Tintern Abbey

Tintern Abbey was founded in 1131 and was the second foundation of the Cistercian Order in Britain in the Middle Ages (after Waverley), and the first in Wales. The abbey was popular among pilgrims because the abbey church contained a statue of the Virgin Mary, believed to be miraculous. In 1536 Tintern Abbey was closed and the site was attributed to Henry Somerset, Earl of Worcester, who used the buildings (except for the Abbey Church) for a variety of purposes such as housing, crafts and even as a stone quarry. The abbey is now in ruins.

About this building

Key Features

  • Architecture
  • Monuments

Visitors information

  • Bus stop within 100m
  • Café within 500m

Other nearby buildings

St. Mary Magdalene Church

The foundation stone of the St. Mary Magdalene church was laid on August 5, 1858, and the church was consecrated on March 13, 1860. However, additions such as the north nave, the tower and its spire and the south transseptal chapel made the construction of the church last until 1883.


Holy Trinity

The origins of Abbots Leigh and the Church of Holy Trinity are lost in the mists of time, but there are definite indications of a Celtic Settlement well before the Roman invasion. Later, the Saxons came and drove out or subjugated the Celts and settled in the area. A hermitage or small chapel was built nearby.

J Russiello/Flickr

St Dubricius
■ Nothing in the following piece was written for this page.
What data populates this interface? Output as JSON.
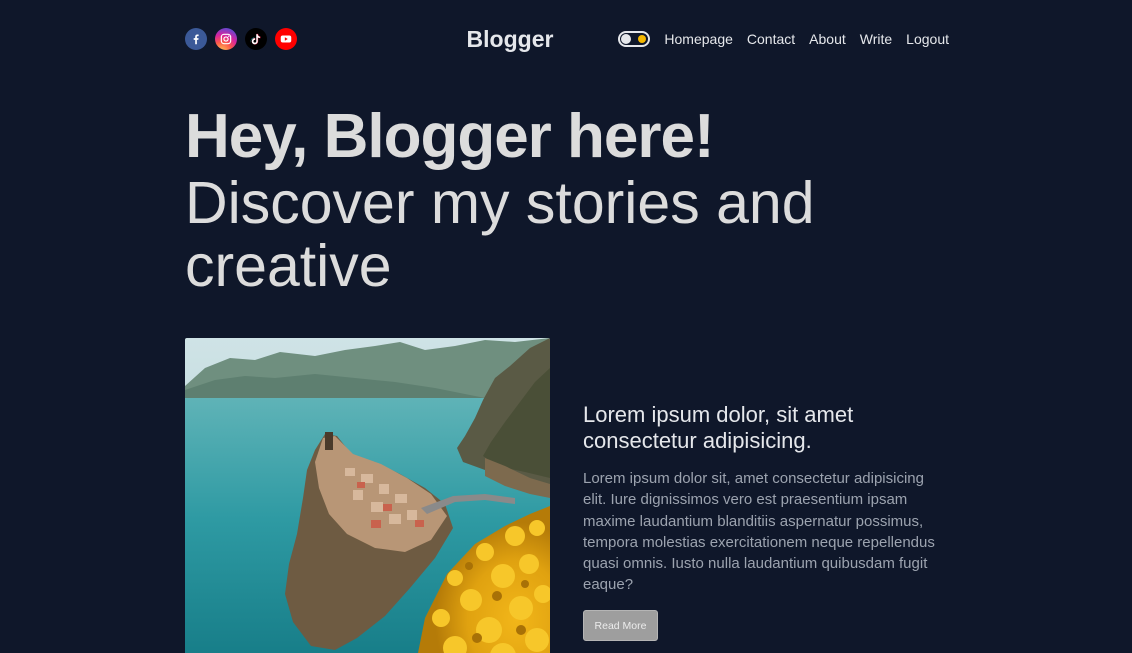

Hentland was the Collegiate Church or monastery of St Dyfrig (alias Dubricius), the famous 6th century Bishop of Glywysing & Gwent. As such it is, even today, a popular place of pilgrimage.